MoneyRates' survey showed that 71% of respondents within 20 years of retirement didn’t set up a forecast to learn how long their retirement savings will last compared to their life expectancy. The results didn’t fare much better among respondents who had reached retirement age; 62% of that group didn’t know how long their savings should last.

In the group within 20 years of retirement age, 71% haven’t researched how much it costs to move into an assisted living facility. For those who had reached retirement age, 64% didn’t research the costs. As for the amount of money respondents expect to retire with, 53% of those within 20 years of retirement age say they anticipate they’ll have less than $100,000 in savings.
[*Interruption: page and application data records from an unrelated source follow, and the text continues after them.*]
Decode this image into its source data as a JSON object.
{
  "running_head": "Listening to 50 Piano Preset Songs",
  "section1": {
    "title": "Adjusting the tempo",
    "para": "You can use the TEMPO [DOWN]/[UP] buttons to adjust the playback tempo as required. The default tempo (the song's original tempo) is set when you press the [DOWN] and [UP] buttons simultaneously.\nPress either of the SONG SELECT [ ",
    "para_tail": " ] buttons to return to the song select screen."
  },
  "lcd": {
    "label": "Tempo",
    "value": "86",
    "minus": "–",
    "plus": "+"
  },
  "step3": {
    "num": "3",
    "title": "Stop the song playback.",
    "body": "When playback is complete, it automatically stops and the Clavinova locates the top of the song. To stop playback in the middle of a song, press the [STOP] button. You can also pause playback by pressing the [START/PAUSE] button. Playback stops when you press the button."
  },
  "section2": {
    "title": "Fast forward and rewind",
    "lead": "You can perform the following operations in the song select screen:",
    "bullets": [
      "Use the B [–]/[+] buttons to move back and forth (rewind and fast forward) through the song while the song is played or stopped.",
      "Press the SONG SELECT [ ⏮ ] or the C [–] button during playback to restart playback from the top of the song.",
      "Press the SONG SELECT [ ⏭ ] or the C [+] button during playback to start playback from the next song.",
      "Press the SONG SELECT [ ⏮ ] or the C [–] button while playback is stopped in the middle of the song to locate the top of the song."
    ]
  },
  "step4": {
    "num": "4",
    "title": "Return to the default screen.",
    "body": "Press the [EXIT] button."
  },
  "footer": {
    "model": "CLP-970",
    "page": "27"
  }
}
The survey showed 46.8% of respondents age 65 and older said they have less than $100,000 in savings.

ExploreWes Moss: It’s never too late to save for retirement

To help plan for retirement, MoneyRates encourages people to project how much they’ll need to maintain their lifestyle in retirement. The finance website recommends using a certified financial planner or using a retirement calculator to map it out.

Despite where you are now, however, AJC contributor Wes Moss, a chief investment Strategist at Capital Investment Advisors, says it’s never too late to save for retirement.

“I’ve seen plenty of folks throughout my career who postponed saving for retirement (for various reasons) until they were in their 40s, 50s and even 60s. They were able to catch up, and so can you,” he said in a September op-ed.